So you’re thinking about adding another bathroom to your home. There are many reasons to contemplate this project, ranging from an elderly parent moving in, to your teenagers’ constant fights over the current bathroom, to wanting more space to accommodate guests. Whatever your reasons, adding a bathroom will enhance your home’s resale value and provide increased comfort and convenience in the short term.
According to a 2003 cost-versus-value report from Remodeling magazine, you could make up to 94 percent of your investment back on a $15,000 mid-range bathroom addition. That is even more than the 80 percent this report cites for a major kitchen remodeling job.
Finding Space in Your Existing Home
The good news is that most homes offer sufficient space for another bathroom. The first thing to do is scour your home for possible locations; you’d be surprised at how much extra space you have in your house if you’d just look for it. Consider the basement, attic, under the hallway stairs, an enclosed porch or even an empty corner of an existing room. Maybe you would even be willing to give up a linen closet or space in a guest bedroom to accommodate a new bathroom. Look around and see what is available and what makes sense.
Planning the Room
Once you’ve taken the plunge and decided to move ahead with the room, start by checking your local building codes to determine minimum room size. In general, a powder room should be at least 18 square feet, a bathroom with a shower no smaller than 30 square feet, while a room with both a shower and tub should be no less than 35 square feet. You will also need the proper permits from your city before beginning the job.
Next, get a feel for the room by using masking tape to lay out where the fixtures will be located. A standard size toilet is usually 30 inches in width with a clearance of two feet in front. Don’t forget to map out the sink area and a tub or shower if that is in the plan, too.

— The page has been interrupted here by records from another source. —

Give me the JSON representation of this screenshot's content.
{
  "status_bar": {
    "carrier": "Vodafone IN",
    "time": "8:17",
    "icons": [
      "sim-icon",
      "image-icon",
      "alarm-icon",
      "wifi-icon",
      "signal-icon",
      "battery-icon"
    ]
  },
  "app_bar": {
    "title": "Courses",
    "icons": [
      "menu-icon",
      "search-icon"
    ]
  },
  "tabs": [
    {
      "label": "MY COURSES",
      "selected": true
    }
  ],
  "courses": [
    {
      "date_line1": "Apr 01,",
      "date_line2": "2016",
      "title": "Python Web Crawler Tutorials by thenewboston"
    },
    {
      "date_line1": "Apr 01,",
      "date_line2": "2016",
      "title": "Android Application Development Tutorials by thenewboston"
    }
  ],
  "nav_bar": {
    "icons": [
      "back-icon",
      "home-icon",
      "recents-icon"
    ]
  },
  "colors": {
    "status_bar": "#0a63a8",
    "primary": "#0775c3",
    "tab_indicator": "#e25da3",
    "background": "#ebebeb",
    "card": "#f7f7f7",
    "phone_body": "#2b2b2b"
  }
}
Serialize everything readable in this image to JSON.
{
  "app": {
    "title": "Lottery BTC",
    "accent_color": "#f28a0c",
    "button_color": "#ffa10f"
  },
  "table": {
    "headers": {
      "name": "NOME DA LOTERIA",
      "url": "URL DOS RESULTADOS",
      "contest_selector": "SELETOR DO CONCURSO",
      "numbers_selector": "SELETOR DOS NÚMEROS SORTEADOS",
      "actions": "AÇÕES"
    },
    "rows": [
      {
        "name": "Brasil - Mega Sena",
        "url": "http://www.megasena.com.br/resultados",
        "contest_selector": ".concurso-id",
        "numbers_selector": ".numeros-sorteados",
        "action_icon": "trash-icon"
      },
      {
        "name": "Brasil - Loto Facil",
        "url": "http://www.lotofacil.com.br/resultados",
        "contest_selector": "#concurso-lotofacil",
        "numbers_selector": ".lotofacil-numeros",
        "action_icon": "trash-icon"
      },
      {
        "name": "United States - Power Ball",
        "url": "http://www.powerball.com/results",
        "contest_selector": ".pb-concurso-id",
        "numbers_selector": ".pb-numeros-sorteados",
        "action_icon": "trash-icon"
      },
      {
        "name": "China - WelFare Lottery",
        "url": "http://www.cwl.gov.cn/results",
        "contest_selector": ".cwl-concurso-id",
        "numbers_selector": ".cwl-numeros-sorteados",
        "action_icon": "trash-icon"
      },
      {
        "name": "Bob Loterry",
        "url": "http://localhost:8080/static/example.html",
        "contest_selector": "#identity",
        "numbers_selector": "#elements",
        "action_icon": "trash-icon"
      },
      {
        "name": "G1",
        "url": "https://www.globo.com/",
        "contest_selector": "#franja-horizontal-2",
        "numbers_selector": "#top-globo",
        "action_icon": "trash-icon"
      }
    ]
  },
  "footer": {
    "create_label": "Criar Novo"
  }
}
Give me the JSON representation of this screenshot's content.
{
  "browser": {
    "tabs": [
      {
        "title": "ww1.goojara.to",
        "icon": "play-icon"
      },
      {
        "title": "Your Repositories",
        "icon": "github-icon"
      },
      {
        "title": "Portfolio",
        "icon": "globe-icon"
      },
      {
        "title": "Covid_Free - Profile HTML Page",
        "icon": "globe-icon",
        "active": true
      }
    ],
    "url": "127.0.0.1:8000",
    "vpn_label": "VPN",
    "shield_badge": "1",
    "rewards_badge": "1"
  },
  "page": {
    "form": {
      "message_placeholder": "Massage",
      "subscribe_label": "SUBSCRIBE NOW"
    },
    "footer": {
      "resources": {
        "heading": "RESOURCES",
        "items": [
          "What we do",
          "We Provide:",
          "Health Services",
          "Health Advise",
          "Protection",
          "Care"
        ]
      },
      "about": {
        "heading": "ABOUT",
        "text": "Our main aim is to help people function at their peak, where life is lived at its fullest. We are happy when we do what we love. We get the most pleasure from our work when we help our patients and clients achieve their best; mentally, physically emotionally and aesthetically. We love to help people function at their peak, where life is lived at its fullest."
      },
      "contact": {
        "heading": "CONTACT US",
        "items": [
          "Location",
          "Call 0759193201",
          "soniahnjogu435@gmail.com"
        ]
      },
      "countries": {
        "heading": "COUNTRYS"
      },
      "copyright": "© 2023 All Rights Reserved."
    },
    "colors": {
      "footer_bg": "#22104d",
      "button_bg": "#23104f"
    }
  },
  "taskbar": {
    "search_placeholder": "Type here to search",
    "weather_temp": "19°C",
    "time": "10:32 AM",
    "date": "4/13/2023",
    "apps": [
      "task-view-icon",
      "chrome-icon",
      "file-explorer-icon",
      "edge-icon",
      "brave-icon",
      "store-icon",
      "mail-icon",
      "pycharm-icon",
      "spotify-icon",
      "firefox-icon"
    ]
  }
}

If the new space you have targeted shares a wall with an existing bathroom or kitchen, you can save hundreds of dollars by not having to extend the plumbing, according to Garry Gage, a 20-year West coast plumbing veteran and consultant for FlowGuard Gold pipe and fittings. “Plumbing also will be less expensive if the area beneath the new bath is a basement or crawlspace without any obstructions,” says Gage.
Another tip for keeping the plumbing costs low is to locate the room as close as possible to the main waste drain, or the stack. Gage also advises homeowners to ensure that all drains are vented by routing them to an exterior wall or the roof to prevent sewer gas from entering the house.
Most critical is to ensure that the area is structurally sound, especially in an older home where floor joists may need reinforcement in the process of adding the bath.